Data provided Start Marker

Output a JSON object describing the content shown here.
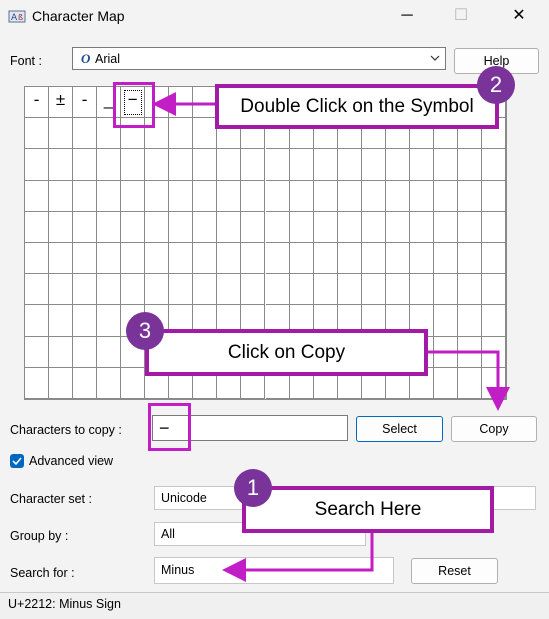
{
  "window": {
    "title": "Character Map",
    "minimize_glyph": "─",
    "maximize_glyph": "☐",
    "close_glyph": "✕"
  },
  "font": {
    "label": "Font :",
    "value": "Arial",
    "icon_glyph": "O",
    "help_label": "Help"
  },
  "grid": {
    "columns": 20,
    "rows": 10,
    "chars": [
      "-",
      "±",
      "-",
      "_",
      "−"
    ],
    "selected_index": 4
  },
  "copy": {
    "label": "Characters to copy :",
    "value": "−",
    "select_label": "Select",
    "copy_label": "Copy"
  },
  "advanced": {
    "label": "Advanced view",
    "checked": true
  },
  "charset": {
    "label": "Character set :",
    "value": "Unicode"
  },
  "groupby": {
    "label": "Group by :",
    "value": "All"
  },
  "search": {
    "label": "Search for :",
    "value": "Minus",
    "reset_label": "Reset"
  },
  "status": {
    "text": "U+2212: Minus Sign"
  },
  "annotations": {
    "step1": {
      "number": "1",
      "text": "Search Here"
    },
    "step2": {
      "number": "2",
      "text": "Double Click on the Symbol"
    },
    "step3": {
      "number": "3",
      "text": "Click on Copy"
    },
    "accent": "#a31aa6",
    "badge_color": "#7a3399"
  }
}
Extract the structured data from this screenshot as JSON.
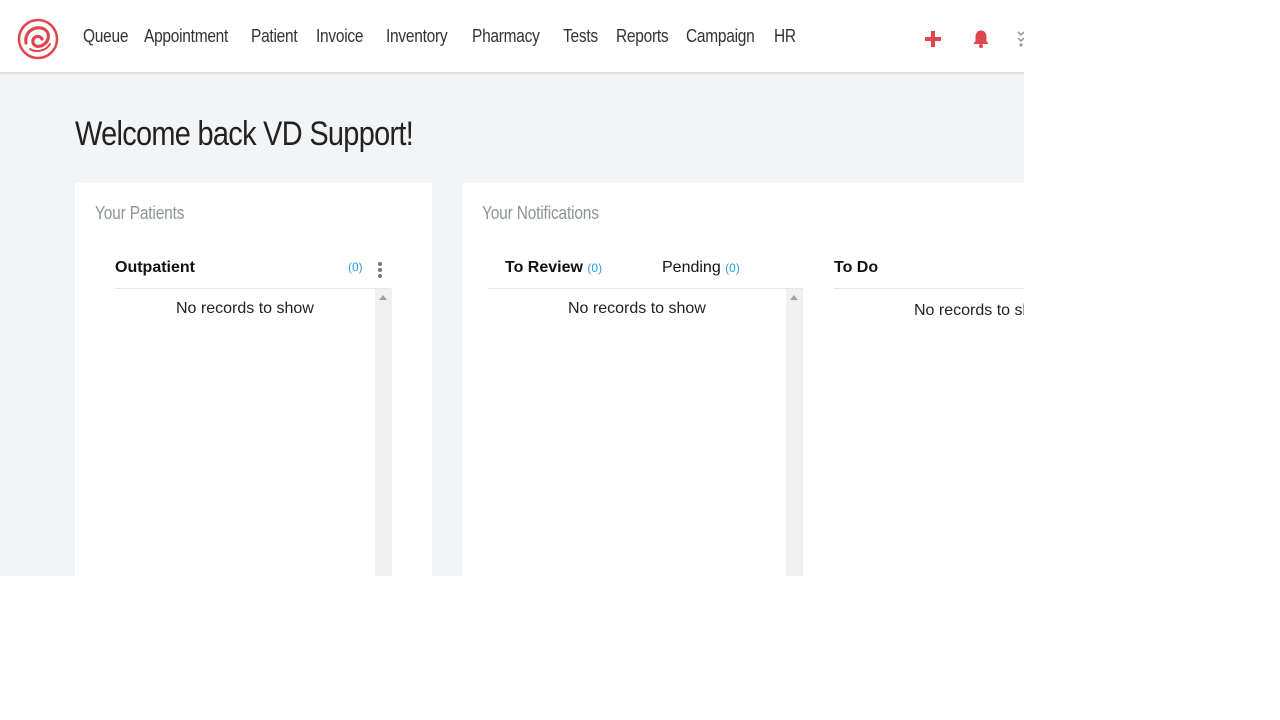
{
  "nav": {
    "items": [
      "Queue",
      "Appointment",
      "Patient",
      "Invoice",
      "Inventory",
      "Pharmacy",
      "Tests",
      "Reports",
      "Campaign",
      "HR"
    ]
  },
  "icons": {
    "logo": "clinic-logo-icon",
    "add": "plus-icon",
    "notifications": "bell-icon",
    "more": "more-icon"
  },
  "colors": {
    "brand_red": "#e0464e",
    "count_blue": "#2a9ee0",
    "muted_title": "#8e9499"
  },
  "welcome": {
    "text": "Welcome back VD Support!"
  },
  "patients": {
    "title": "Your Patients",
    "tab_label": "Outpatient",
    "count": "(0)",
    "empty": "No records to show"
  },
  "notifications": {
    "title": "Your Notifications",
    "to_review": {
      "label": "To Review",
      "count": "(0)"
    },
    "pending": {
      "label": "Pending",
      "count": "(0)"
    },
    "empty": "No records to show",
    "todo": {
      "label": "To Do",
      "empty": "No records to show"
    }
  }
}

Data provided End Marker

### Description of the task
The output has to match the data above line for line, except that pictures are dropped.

### Finished task
Output a JSON object describing the content shown here.
{
  "window": {
    "title": "Character Map",
    "minimize_glyph": "─",
    "maximize_glyph": "☐",
    "close_glyph": "✕"
  },
  "font": {
    "label": "Font :",
    "value": "Arial",
    "icon_glyph": "O",
    "help_label": "Help"
  },
  "grid": {
    "columns": 20,
    "rows": 10,
    "chars": [
      "-",
      "±",
      "-",
      "_",
      "−"
    ],
    "selected_index": 4
  },
  "copy": {
    "label": "Characters to copy :",
    "value": "−",
    "select_label": "Select",
    "copy_label": "Copy"
  },
  "advanced": {
    "label": "Advanced view",
    "checked": true
  },
  "charset": {
    "label": "Character set :",
    "value": "Unicode"
  },
  "groupby": {
    "label": "Group by :",
    "value": "All"
  },
  "search": {
    "label": "Search for :",
    "value": "Minus",
    "reset_label": "Reset"
  },
  "status": {
    "text": "U+2212: Minus Sign"
  },
  "annotations": {
    "step1": {
      "number": "1",
      "text": "Search Here"
    },
    "step2": {
      "number": "2",
      "text": "Double Click on the Symbol"
    },
    "step3": {
      "number": "3",
      "text": "Click on Copy"
    },
    "accent": "#a31aa6",
    "badge_color": "#7a3399"
  }
}
Extract the structured data from this screenshot as JSON.
{
  "nav": {
    "items": [
      "Queue",
      "Appointment",
      "Patient",
      "Invoice",
      "Inventory",
      "Pharmacy",
      "Tests",
      "Reports",
      "Campaign",
      "HR"
    ]
  },
  "icons": {
    "logo": "clinic-logo-icon",
    "add": "plus-icon",
    "notifications": "bell-icon",
    "more": "more-icon"
  },
  "colors": {
    "brand_red": "#e0464e",
    "count_blue": "#2a9ee0",
    "muted_title": "#8e9499"
  },
  "welcome": {
    "text": "Welcome back VD Support!"
  },
  "patients": {
    "title": "Your Patients",
    "tab_label": "Outpatient",
    "count": "(0)",
    "empty": "No records to show"
  },
  "notifications": {
    "title": "Your Notifications",
    "to_review": {
      "label": "To Review",
      "count": "(0)"
    },
    "pending": {
      "label": "Pending",
      "count": "(0)"
    },
    "empty": "No records to show",
    "todo": {
      "label": "To Do",
      "empty": "No records to show"
    }
  }
}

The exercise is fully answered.